22 Apr / Pompidou Group Executive Training
Dianova Portugal attended the Pompidou Group Executive Training on ‘Incorporating gender dimensions in drug policy practice and service delivery’
The Pompidou Group is the Council of Europe’s drug policy cooperation platform. It is an inter-governmental body established in 1971 at the initiative of the then French President Georges Pompidou. It upholds the core values of the Council of Europe. Spefically, human rights, democracy and the rule of law. PG promotes a balanced approach in the response to drug use and illicit trafficking in drugs, supporting both demand and supply reduction.
Every year, they conducted training sessions for managers involved in the development or implementation of drug policies.
This year, 30 participants from 20 countries from different continents attended the First Module 2019. Pompidou Group Executive Training on ‘Incorporating gender dimensions in drug policy practice and service delivery’. It was heldon 2-5 April 2019 in Amsterdam.
The majority of participants were representatives of governmental or other institutions and organisations. Namely, responsible for developing and/or implementing drug policies and/or coordinating related programme implementation, service delivery and cooperation with stakeholders. While the others came from various civil society organizations active in the field of drugs, as is the case of Dianova Portugal.
Dianova Portugal was represented by Marta Santos, who is the person responsible by Peoples Management as well gender equality policies and procedures in the organizations. With this participation, Dianova Portugal intends to incorporate the gender perspective in its Addiction Treatment Programs.
The purpose: implementing programmes to adress integrate gender perspectives
The purpose of this training is to assist managers responsible for the implementation of drug policies and programmes to effectively integrate gender perspectives. As well as dimensions into all aspects of their work.
> In the first place, planning strategic tools.
> Second, developing normative standards.
> Third, designing and delivering thematic and regional programmes.
> Finally, working through the project cycle.
Many interventions and programmes still weakly address gender concerns or are even gender blind. There is growing evidence that understanding gender dimensions and inequalities can help to improve the effectiveness of policy measures. And furthermore, to bring different perspectives, experiences and solutions to the issues.
Therefore, accumulating evidence indicates that drug abuse may begin and progress differently, have different consequences. And, in particular, require different prevention and treatment approaches for women and men.
To adequately address these aspects the training incorporated gender dimensions in demand and harm reduction, as well as in supply reduction and law enforcement. In this three and a half days many topic were debated. The module gave insights into:
> In detail, controversies around the gender concept and theory.

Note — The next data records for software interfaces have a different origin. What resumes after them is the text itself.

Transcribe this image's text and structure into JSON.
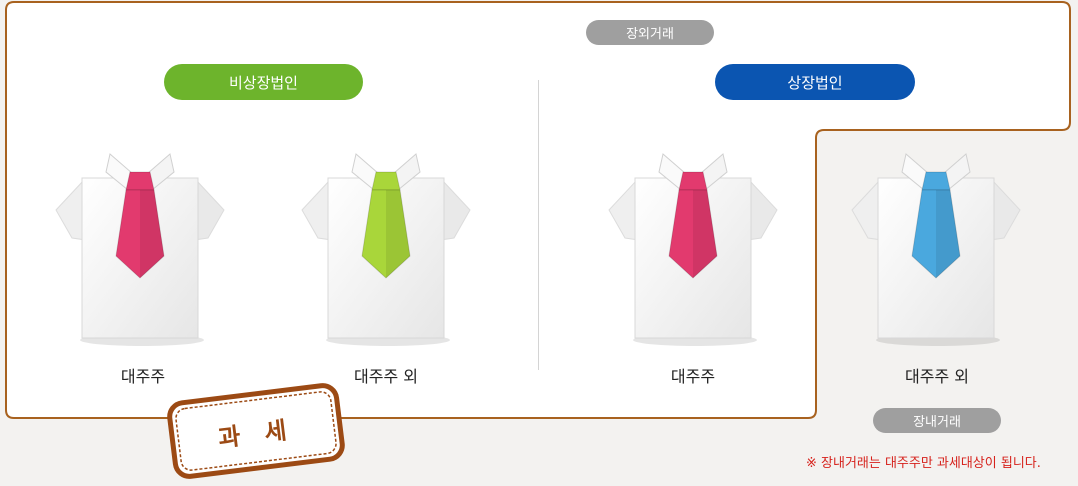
{
  "labels": {
    "off_market": "장외거래",
    "non_listed_corp": "비상장법인",
    "listed_corp": "상장법인",
    "on_market": "장내거래",
    "taxation_stamp": "과 세",
    "note": "※ 장내거래는 대주주만 과세대상이 됩니다."
  },
  "shirts": [
    {
      "caption": "대주주",
      "tie_color": "#e23a6e"
    },
    {
      "caption": "대주주 외",
      "tie_color": "#a9d63a"
    },
    {
      "caption": "대주주",
      "tie_color": "#e23a6e"
    },
    {
      "caption": "대주주 외",
      "tie_color": "#4aa8de"
    }
  ],
  "colors": {
    "frame_border": "#a8621f",
    "green_pill": "#6db42c",
    "blue_pill": "#0b55b1",
    "gray_pill": "#9f9f9f",
    "note_red": "#d6221c"
  }
}
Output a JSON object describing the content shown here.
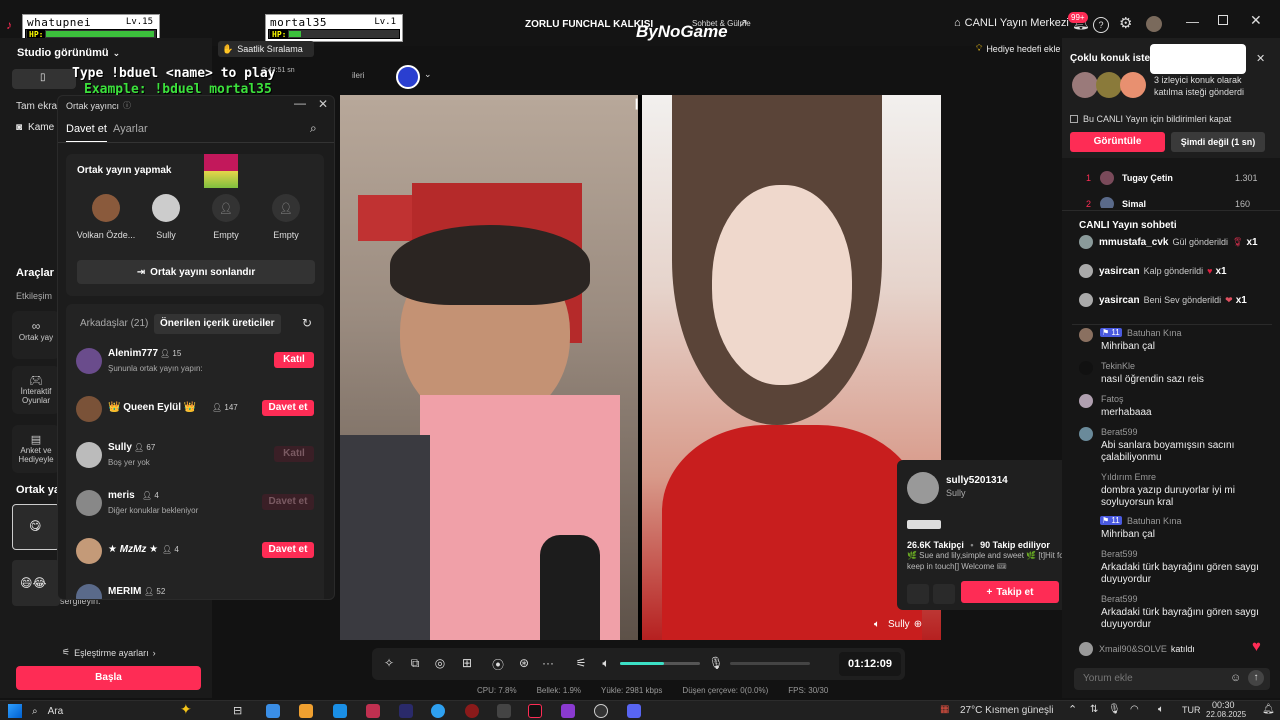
{
  "hud_left": {
    "name": "whatupnei",
    "level": "Lv.15",
    "hp": "HP:"
  },
  "hud_right": {
    "name": "mortal35",
    "level": "Lv.1",
    "hp": "HP:"
  },
  "stream_title": "ZORLU FUNCHAL KALKIŞI",
  "byno": {
    "brand": "ByNoGame",
    "sub": "Sohbet & Gülme"
  },
  "topbar": {
    "live_center": "CANLI Yayın Merkezi",
    "notif_badge": "99+"
  },
  "overlay": {
    "cmd1": "Type !bduel <name> to play",
    "cmd2": "Example: !bduel mortal35",
    "hourly": "Saatlik Sıralama",
    "time_chip": "2:47:51 sn",
    "sub_chip": "ileri"
  },
  "gift_goal": "Hediye hedefi ekle",
  "leftbar": {
    "studio_view": "Studio görünümü",
    "full_screen": "Tam ekran",
    "camera": "Kame",
    "tools": "Araçlar",
    "interaction": "Etkileşim",
    "tile1": "Ortak yay",
    "tile2": "İnteraktif Oyunlar",
    "tile3": "Anket ve Hediyeyle",
    "cohost_short": "Ortak ya",
    "showcase": "sergileyin.",
    "match_settings": "Eşleştirme ayarları",
    "start": "Başla"
  },
  "cohost": {
    "title": "Ortak yayıncı",
    "tab_invite": "Davet et",
    "tab_settings": "Ayarlar",
    "section": "Ortak yayın yapmak",
    "slots": [
      {
        "label": "Volkan Özde..."
      },
      {
        "label": "Sully"
      },
      {
        "label": "Empty"
      },
      {
        "label": "Empty"
      }
    ],
    "end_btn": "Ortak yayını sonlandır",
    "friends_tab": "Arkadaşlar (21)",
    "suggested_tab": "Önerilen içerik üreticiler",
    "friends": [
      {
        "name": "Alenim777",
        "count": "15",
        "sub": "Şununla ortak yayın yapın:",
        "action": "Katıl",
        "state": "red"
      },
      {
        "name": "👑 Queen Eylül 👑",
        "count": "147",
        "sub": "",
        "action": "Davet et",
        "state": "red"
      },
      {
        "name": "Sully",
        "count": "67",
        "sub": "Boş yer yok",
        "action": "Katıl",
        "state": "dim"
      },
      {
        "name": "meris",
        "count": "4",
        "sub": "Diğer konuklar bekleniyor",
        "action": "Davet et",
        "state": "dim"
      },
      {
        "name": "★ MzMz ★",
        "count": "4",
        "sub": "",
        "action": "Davet et",
        "state": "red"
      },
      {
        "name": "MERIM",
        "count": "52",
        "sub": "",
        "action": "Katıl",
        "state": "dim"
      }
    ]
  },
  "video": {
    "right_name": "Sully"
  },
  "profile": {
    "handle": "sully5201314",
    "name": "Sully",
    "followers": "26.6K Takipçi",
    "following": "90 Takip ediliyor",
    "bio": "🌿 Sue and lily,simple and sweet 🌿 [t]Hit follow to keep in touch[] Welcome 🎟",
    "follow_btn": "Takip et"
  },
  "controls": {
    "timer": "01:12:09",
    "volume_level": 0.55
  },
  "stats": {
    "cpu": "CPU: 7.8%",
    "mem": "Bellek: 1.9%",
    "upload": "Yükle: 2981 kbps",
    "dropped": "Düşen çerçeve: 0(0.0%)",
    "fps": "FPS: 30/30"
  },
  "multi_guest": {
    "title": "Çoklu konuk isteği",
    "text": "3 izleyici konuk olarak katılma isteği gönderdi",
    "checkbox": "Bu CANLI Yayın için bildirimleri kapat",
    "view_btn": "Görüntüle",
    "later_btn": "Şimdi değil (1 sn)"
  },
  "ranking": [
    {
      "rank": "1",
      "name": "Tugay Çetin",
      "score": "1.301"
    },
    {
      "rank": "2",
      "name": "Simal",
      "score": "160"
    }
  ],
  "chat": {
    "title": "CANLI Yayın sohbeti",
    "gifts": [
      {
        "user": "mmustafa_cvk",
        "text": "Gül gönderildi",
        "mult": "x1"
      },
      {
        "user": "yasircan",
        "text": "Kalp gönderildi",
        "mult": "x1"
      },
      {
        "user": "yasircan",
        "text": "Beni Sev gönderildi",
        "mult": "x1"
      }
    ],
    "messages": [
      {
        "level": "11",
        "user": "Batuhan Kına",
        "text": "Mihriban çal"
      },
      {
        "level": "",
        "user": "TekinKle",
        "text": "nasıl öğrendin sazı reis"
      },
      {
        "level": "",
        "user": "Fatoş",
        "text": "merhabaaa"
      },
      {
        "level": "",
        "user": "Berat599",
        "text": "Abi sanlara boyamışsın sacını çalabiliyonmu"
      },
      {
        "level": "",
        "user": "Yıldırım Emre",
        "text": "dombra yazıp duruyorlar iyi mi soyluyorsun kral"
      },
      {
        "level": "11",
        "user": "Batuhan Kına",
        "text": "Mihriban çal"
      },
      {
        "level": "",
        "user": "Berat599",
        "text": "Arkadaki türk bayrağını gören saygı duyuyordur"
      },
      {
        "level": "",
        "user": "Berat599",
        "text": "Arkadaki türk bayrağını gören saygı duyuyordur"
      }
    ],
    "joined_user": "Xmail90&SOLVE",
    "joined_text": "katıldı",
    "comment_placeholder": "Yorum ekle"
  },
  "taskbar": {
    "search": "Ara",
    "weather": "27°C  Kısmen güneşli",
    "lang": "TUR",
    "time": "00:30",
    "date": "22.08.2025"
  }
}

> Markedly, gender differences in drug related behaviours.
> another key point, gender mainstreaming to improve law enforcement strategies against trafficking and organised crime.
> In addition, dgender aspects in recruitment and training of law-enforcement staff.

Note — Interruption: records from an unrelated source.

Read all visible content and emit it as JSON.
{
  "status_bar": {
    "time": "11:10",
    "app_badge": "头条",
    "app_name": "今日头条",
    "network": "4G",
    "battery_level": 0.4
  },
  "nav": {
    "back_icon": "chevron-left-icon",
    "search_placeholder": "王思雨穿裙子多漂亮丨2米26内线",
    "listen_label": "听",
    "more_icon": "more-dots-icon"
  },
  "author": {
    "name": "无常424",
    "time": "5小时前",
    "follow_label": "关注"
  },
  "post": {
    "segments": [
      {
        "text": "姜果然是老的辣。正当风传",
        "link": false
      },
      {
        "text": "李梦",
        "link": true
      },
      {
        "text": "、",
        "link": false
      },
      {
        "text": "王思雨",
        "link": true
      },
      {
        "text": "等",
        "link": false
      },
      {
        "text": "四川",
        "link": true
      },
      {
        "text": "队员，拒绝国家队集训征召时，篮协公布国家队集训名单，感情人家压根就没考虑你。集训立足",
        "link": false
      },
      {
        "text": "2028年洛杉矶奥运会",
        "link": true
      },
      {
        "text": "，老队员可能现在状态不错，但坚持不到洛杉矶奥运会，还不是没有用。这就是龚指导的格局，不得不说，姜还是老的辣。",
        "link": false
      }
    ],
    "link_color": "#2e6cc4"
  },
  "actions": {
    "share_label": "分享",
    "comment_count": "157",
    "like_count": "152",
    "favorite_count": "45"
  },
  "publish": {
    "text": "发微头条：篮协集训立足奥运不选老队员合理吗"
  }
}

> Couple with women in drug related crime.
> In a word, understanding the specific needs of women who use drugs in detention and creating opportunities inside and outside prison.
> And conceptual approaches to gender mainstreaming in dutch drug policies.
Complementary Field Visits
Participants also had the opportunity to know more about the history of drugs in Amsterdam and the Netherlands. They visited the “Amsterdam Underground Tour”, the Judicial Complex Zaanstad and be aware of re-socialisation programme (in men’s prison).
The Second Module of the Executive Training will be hosted by Israel on 24-27 June in Tel Aviv.